Isn’t it interesting how frequently we hear or speak these words? We utter them after someone says something doubtful or outrageous. Of course, these words would be completely unnecessary if everyone only spoke truth. Every time. All the time.
Lies come in many shapes and sizes. “Little” ones could include the way we answer a policeman who has just pulled us over for allegedly speeding. “No, sir, I had no idea I was going faster than the speed limit.”
Or they could be whoppers like lying about an affair.
But lying of every kind has consequences. And this isn’t a new concept. It’s been around for a long time. The Bible tells us about lies men believed long ago—lies men still believe today. We ought to do our best to identify some of those lies, address them, and take them out.
First Lies in the Bible
According to Scripture, which lies are the most egregious? The most damaging for those who believe them?
Here’s one for starters: “You will not surely die. For God knows that when you eat of it your eyes will be opened, and you will be like God” (Gen. 3:4–5).
This was the lie that began the downward spiral of sin and death.
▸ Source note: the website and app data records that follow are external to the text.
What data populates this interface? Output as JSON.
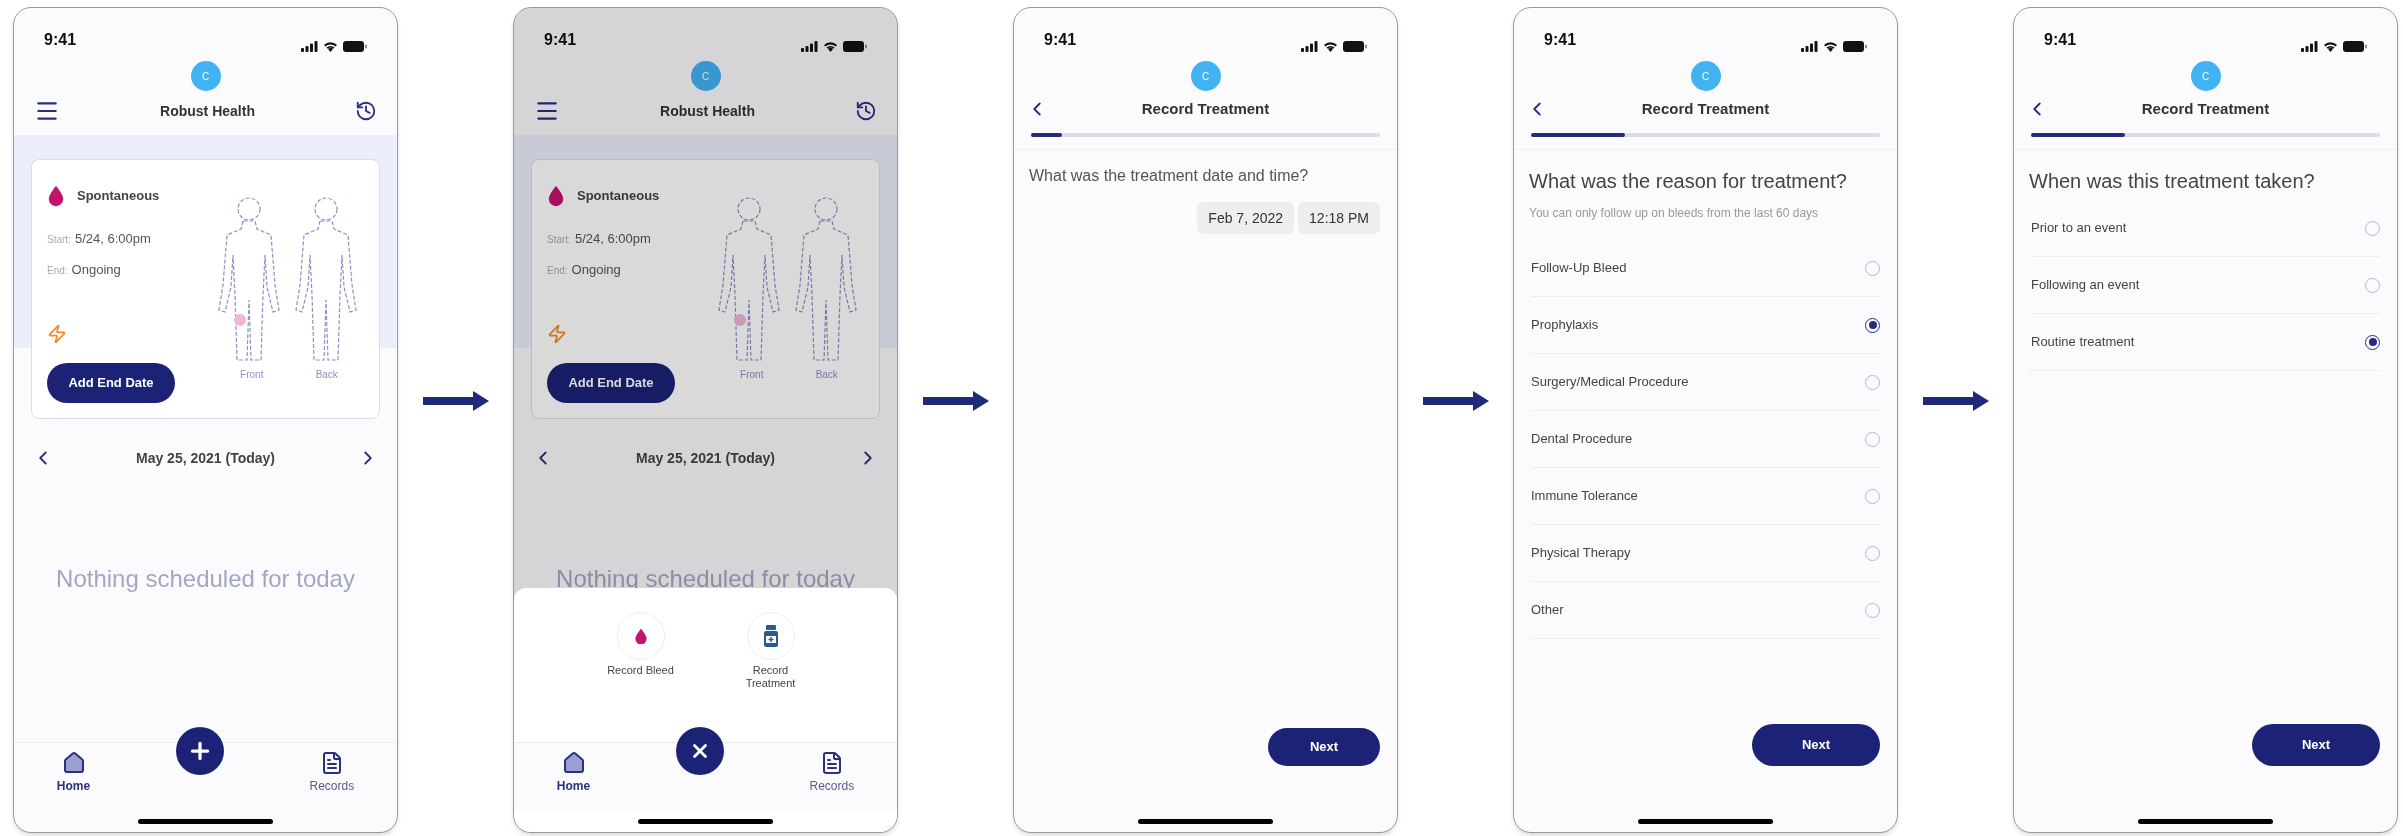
{
  "screens": [
    {
      "kind": "home",
      "status_time": "9:41",
      "avatar": "C",
      "title": "Robust Health",
      "event": {
        "type": "Spontaneous",
        "start_label": "Start:",
        "start": "5/24, 6:00pm",
        "end_label": "End:",
        "end": "Ongoing",
        "button": "Add End Date",
        "front_label": "Front",
        "back_label": "Back"
      },
      "date": "May 25, 2021 (Today)",
      "empty_message": "Nothing scheduled for today",
      "nav": [
        {
          "label": "Home",
          "selected": true
        },
        {
          "label": "Records",
          "selected": false
        }
      ],
      "menu_open": false
    },
    {
      "kind": "home",
      "status_time": "9:41",
      "avatar": "C",
      "title": "Robust Health",
      "event": {
        "type": "Spontaneous",
        "start_label": "Start:",
        "start": "5/24, 6:00pm",
        "end_label": "End:",
        "end": "Ongoing",
        "button": "Add End Date",
        "front_label": "Front",
        "back_label": "Back"
      },
      "date": "May 25, 2021 (Today)",
      "empty_message": "Nothing scheduled for today",
      "nav": [
        {
          "label": "Home",
          "selected": true
        },
        {
          "label": "Records",
          "selected": false
        }
      ],
      "menu_open": true,
      "actions": [
        {
          "kind": "bleed",
          "label": "Record Bleed"
        },
        {
          "kind": "treatment",
          "label": "Record Treatment"
        }
      ]
    },
    {
      "kind": "datetime",
      "status_time": "9:41",
      "avatar": "C",
      "title": "Record Treatment",
      "progress": {
        "level": 0.09
      },
      "question": "What was the treatment date and time?",
      "date": "Feb 7, 2022",
      "time": "12:18 PM",
      "next": "Next"
    },
    {
      "kind": "choice",
      "status_time": "9:41",
      "avatar": "C",
      "title": "Record Treatment",
      "progress": {
        "level": 0.27
      },
      "question": "What was the reason for treatment?",
      "hint": "You can only follow up on bleeds from the last 60 days",
      "options": [
        {
          "label": "Follow-Up Bleed",
          "selected": false
        },
        {
          "label": "Prophylaxis",
          "selected": true
        },
        {
          "label": "Surgery/Medical Procedure",
          "selected": false
        },
        {
          "label": "Dental Procedure",
          "selected": false
        },
        {
          "label": "Immune Tolerance",
          "selected": false
        },
        {
          "label": "Physical Therapy",
          "selected": false
        },
        {
          "label": "Other",
          "selected": false
        }
      ],
      "next": "Next"
    },
    {
      "kind": "choice",
      "status_time": "9:41",
      "avatar": "C",
      "title": "Record Treatment",
      "progress": {
        "level": 0.27
      },
      "question": "When was this treatment taken?",
      "options": [
        {
          "label": "Prior to an event",
          "selected": false
        },
        {
          "label": "Following an event",
          "selected": false
        },
        {
          "label": "Routine treatment",
          "selected": true
        }
      ],
      "next": "Next"
    }
  ]
}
These words were spoken by Satan, appearing to Adam and Eve, disguised as a serpent.
History’s first couple was situated in a sin-free setting: the garden of Eden. And this place of perfection included a “no” directed to the man: “The LORD God commanded the man, saying, ‘You may surely eat of every tree of the garden, but of the tree of the knowledge of good and evil you shall not eat, for in the day that you eat of it you shall surely die’” (Gen. 2:16–17).
The Bible tells us about lies men believed long ago—lies men still believe today.
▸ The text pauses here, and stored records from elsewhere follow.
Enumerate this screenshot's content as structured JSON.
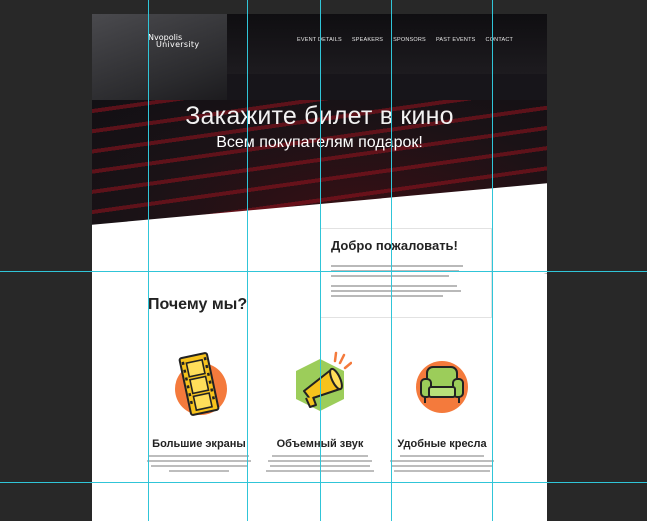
{
  "logo": {
    "line1": "Nvopolis",
    "line2": "University"
  },
  "nav": [
    "EVENT DETAILS",
    "SPEAKERS",
    "SPONSORS",
    "PAST EVENTS",
    "CONTACT"
  ],
  "hero": {
    "title": "Закажите билет в кино",
    "subtitle": "Всем покупателям подарок!"
  },
  "welcome": {
    "title": "Добро пожаловать!"
  },
  "why": {
    "title": "Почему мы?"
  },
  "features": [
    {
      "title": "Большие экраны",
      "icon": "film-strip-icon"
    },
    {
      "title": "Объемный звук",
      "icon": "megaphone-icon"
    },
    {
      "title": "Удобные кресла",
      "icon": "armchair-icon"
    }
  ],
  "colors": {
    "accent_orange": "#f47a3c",
    "guide": "#30c5d8",
    "film_yellow": "#f6c21c",
    "armchair_green": "#9ccd5a"
  }
}
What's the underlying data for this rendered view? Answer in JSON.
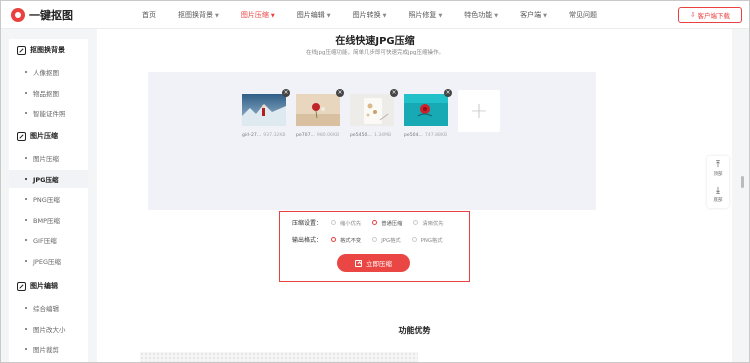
{
  "header": {
    "logo_text": "一键抠图",
    "nav": [
      {
        "label": "首页",
        "has_caret": false,
        "active": false
      },
      {
        "label": "抠图换背景",
        "has_caret": true,
        "active": false
      },
      {
        "label": "图片压缩",
        "has_caret": true,
        "active": true
      },
      {
        "label": "图片编辑",
        "has_caret": true,
        "active": false
      },
      {
        "label": "图片转换",
        "has_caret": true,
        "active": false
      },
      {
        "label": "照片修复",
        "has_caret": true,
        "active": false
      },
      {
        "label": "特色功能",
        "has_caret": true,
        "active": false
      },
      {
        "label": "客户端",
        "has_caret": true,
        "active": false
      },
      {
        "label": "常见问题",
        "has_caret": false,
        "active": false
      }
    ],
    "download_label": "客户端下载"
  },
  "sidebar": {
    "groups": [
      {
        "label": "抠图换背景",
        "items": [
          "人像抠图",
          "物品抠图",
          "智能证件照"
        ]
      },
      {
        "label": "图片压缩",
        "items": [
          "图片压缩",
          "JPG压缩",
          "PNG压缩",
          "BMP压缩",
          "GIF压缩",
          "JPEG压缩"
        ]
      },
      {
        "label": "图片编辑",
        "items": [
          "综合编辑",
          "图片改大小",
          "图片裁剪"
        ]
      }
    ],
    "active_item": "JPG压缩"
  },
  "main": {
    "title": "在线快速JPG压缩",
    "subtitle": "在线jpg压缩功能，简单几步即可快速完成jpg压缩操作。",
    "thumbs": [
      {
        "name": "girl-27...",
        "size": "937.32KB"
      },
      {
        "name": "pe707...",
        "size": "980.06KB"
      },
      {
        "name": "pe5450...",
        "size": "1.34MB"
      },
      {
        "name": "pe504...",
        "size": "747.88KB"
      }
    ],
    "add_symbol": "+",
    "settings": {
      "compress_label": "压缩设置：",
      "compress_options": [
        "缩小优先",
        "普通压缩",
        "清晰优先"
      ],
      "compress_selected": "普通压缩",
      "format_label": "输出格式：",
      "format_options": [
        "格式不变",
        "JPG格式",
        "PNG格式"
      ],
      "format_selected": "格式不变",
      "start_label": "立即压缩"
    }
  },
  "advantages": {
    "title": "功能优势"
  },
  "float_bar": {
    "top_label": "顶部",
    "bottom_label": "底部"
  },
  "colors": {
    "accent": "#e8413f",
    "upload_bg": "#f0f2f8"
  }
}
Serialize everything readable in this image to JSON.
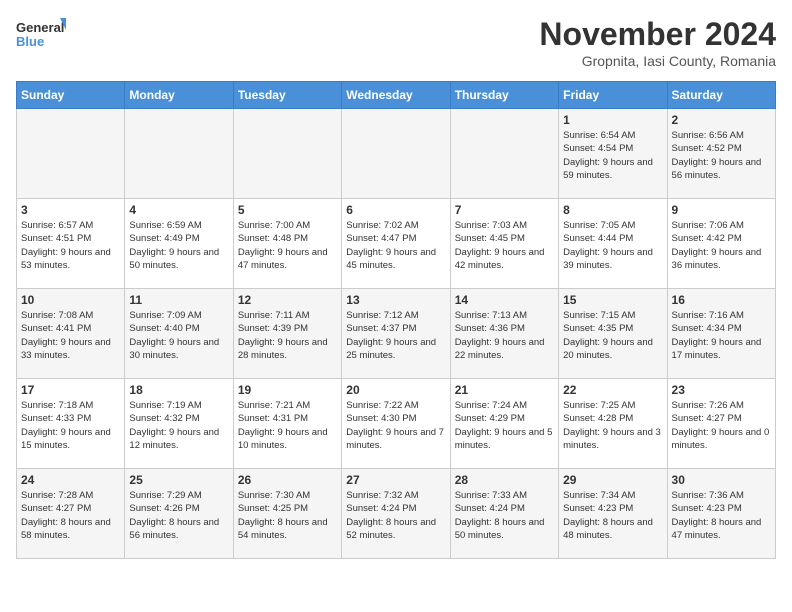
{
  "header": {
    "logo_general": "General",
    "logo_blue": "Blue",
    "title": "November 2024",
    "subtitle": "Gropnita, Iasi County, Romania"
  },
  "days_of_week": [
    "Sunday",
    "Monday",
    "Tuesday",
    "Wednesday",
    "Thursday",
    "Friday",
    "Saturday"
  ],
  "weeks": [
    [
      {
        "day": "",
        "info": ""
      },
      {
        "day": "",
        "info": ""
      },
      {
        "day": "",
        "info": ""
      },
      {
        "day": "",
        "info": ""
      },
      {
        "day": "",
        "info": ""
      },
      {
        "day": "1",
        "info": "Sunrise: 6:54 AM\nSunset: 4:54 PM\nDaylight: 9 hours and 59 minutes."
      },
      {
        "day": "2",
        "info": "Sunrise: 6:56 AM\nSunset: 4:52 PM\nDaylight: 9 hours and 56 minutes."
      }
    ],
    [
      {
        "day": "3",
        "info": "Sunrise: 6:57 AM\nSunset: 4:51 PM\nDaylight: 9 hours and 53 minutes."
      },
      {
        "day": "4",
        "info": "Sunrise: 6:59 AM\nSunset: 4:49 PM\nDaylight: 9 hours and 50 minutes."
      },
      {
        "day": "5",
        "info": "Sunrise: 7:00 AM\nSunset: 4:48 PM\nDaylight: 9 hours and 47 minutes."
      },
      {
        "day": "6",
        "info": "Sunrise: 7:02 AM\nSunset: 4:47 PM\nDaylight: 9 hours and 45 minutes."
      },
      {
        "day": "7",
        "info": "Sunrise: 7:03 AM\nSunset: 4:45 PM\nDaylight: 9 hours and 42 minutes."
      },
      {
        "day": "8",
        "info": "Sunrise: 7:05 AM\nSunset: 4:44 PM\nDaylight: 9 hours and 39 minutes."
      },
      {
        "day": "9",
        "info": "Sunrise: 7:06 AM\nSunset: 4:42 PM\nDaylight: 9 hours and 36 minutes."
      }
    ],
    [
      {
        "day": "10",
        "info": "Sunrise: 7:08 AM\nSunset: 4:41 PM\nDaylight: 9 hours and 33 minutes."
      },
      {
        "day": "11",
        "info": "Sunrise: 7:09 AM\nSunset: 4:40 PM\nDaylight: 9 hours and 30 minutes."
      },
      {
        "day": "12",
        "info": "Sunrise: 7:11 AM\nSunset: 4:39 PM\nDaylight: 9 hours and 28 minutes."
      },
      {
        "day": "13",
        "info": "Sunrise: 7:12 AM\nSunset: 4:37 PM\nDaylight: 9 hours and 25 minutes."
      },
      {
        "day": "14",
        "info": "Sunrise: 7:13 AM\nSunset: 4:36 PM\nDaylight: 9 hours and 22 minutes."
      },
      {
        "day": "15",
        "info": "Sunrise: 7:15 AM\nSunset: 4:35 PM\nDaylight: 9 hours and 20 minutes."
      },
      {
        "day": "16",
        "info": "Sunrise: 7:16 AM\nSunset: 4:34 PM\nDaylight: 9 hours and 17 minutes."
      }
    ],
    [
      {
        "day": "17",
        "info": "Sunrise: 7:18 AM\nSunset: 4:33 PM\nDaylight: 9 hours and 15 minutes."
      },
      {
        "day": "18",
        "info": "Sunrise: 7:19 AM\nSunset: 4:32 PM\nDaylight: 9 hours and 12 minutes."
      },
      {
        "day": "19",
        "info": "Sunrise: 7:21 AM\nSunset: 4:31 PM\nDaylight: 9 hours and 10 minutes."
      },
      {
        "day": "20",
        "info": "Sunrise: 7:22 AM\nSunset: 4:30 PM\nDaylight: 9 hours and 7 minutes."
      },
      {
        "day": "21",
        "info": "Sunrise: 7:24 AM\nSunset: 4:29 PM\nDaylight: 9 hours and 5 minutes."
      },
      {
        "day": "22",
        "info": "Sunrise: 7:25 AM\nSunset: 4:28 PM\nDaylight: 9 hours and 3 minutes."
      },
      {
        "day": "23",
        "info": "Sunrise: 7:26 AM\nSunset: 4:27 PM\nDaylight: 9 hours and 0 minutes."
      }
    ],
    [
      {
        "day": "24",
        "info": "Sunrise: 7:28 AM\nSunset: 4:27 PM\nDaylight: 8 hours and 58 minutes."
      },
      {
        "day": "25",
        "info": "Sunrise: 7:29 AM\nSunset: 4:26 PM\nDaylight: 8 hours and 56 minutes."
      },
      {
        "day": "26",
        "info": "Sunrise: 7:30 AM\nSunset: 4:25 PM\nDaylight: 8 hours and 54 minutes."
      },
      {
        "day": "27",
        "info": "Sunrise: 7:32 AM\nSunset: 4:24 PM\nDaylight: 8 hours and 52 minutes."
      },
      {
        "day": "28",
        "info": "Sunrise: 7:33 AM\nSunset: 4:24 PM\nDaylight: 8 hours and 50 minutes."
      },
      {
        "day": "29",
        "info": "Sunrise: 7:34 AM\nSunset: 4:23 PM\nDaylight: 8 hours and 48 minutes."
      },
      {
        "day": "30",
        "info": "Sunrise: 7:36 AM\nSunset: 4:23 PM\nDaylight: 8 hours and 47 minutes."
      }
    ]
  ]
}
It was as though the Lord was saying to Adam, “This place is yours. Enjoy all of it . . . except for that tree over there. It’s lovely to look at and its fruit is tasty, but stay away from it. If you disobey me, it will be the end of you.”
The first heinous lie is that we have the capacity to be like God.
And here’s another: “Then they said, ‘Come, let us build ourselves a city and a tower with its top in the heavens, and let us make a name for ourselves’” (Gen. 11:4).
From the first time I poured concrete into a foundation, I’ve been infected with the construction bug. The small company I started working for at age 17 had just begun the process of building a house in Glen Ellyn, Illinois. I remember the delight I experienced that summer watching the house take form. Because I was the only full-time employee besides the founder, I learned every trade, falling in love with most of them.
In fact, throughout the summer I brought my parents back to the site on the weekends just to show them the progress and what their son had accomplished. I was proud.
The story of a group of men getting together to build something isn’t unusual. But the purpose of those who united to erect the Tower of Babel was awful, and the lie they believed isn’t uncommon.
The first lie is that you and I can take the place of God and do life on our own—without him. The second is that our highest goal—the source of our greatest satisfaction—is to glorify ourselves. To make ourselves great by our own remarkable accomplishments. Sounds like the second stanza of the same song, doesn’t it?
What’s the Truth?
So what is the truth that counters these lies? I’m glad you asked.
The prophet Isaiah had something to say about Satan’s first lie—about becoming like God: “I am the LORD, and there is no other, besides me there is no God” (Isa. 45:5).
And Jesus summed up his response to the second lie—about earning our way to glory and perfection: “The thief comes only to steal and kill and destroy. I came that they may have life and have it abundantly” (John 10:10).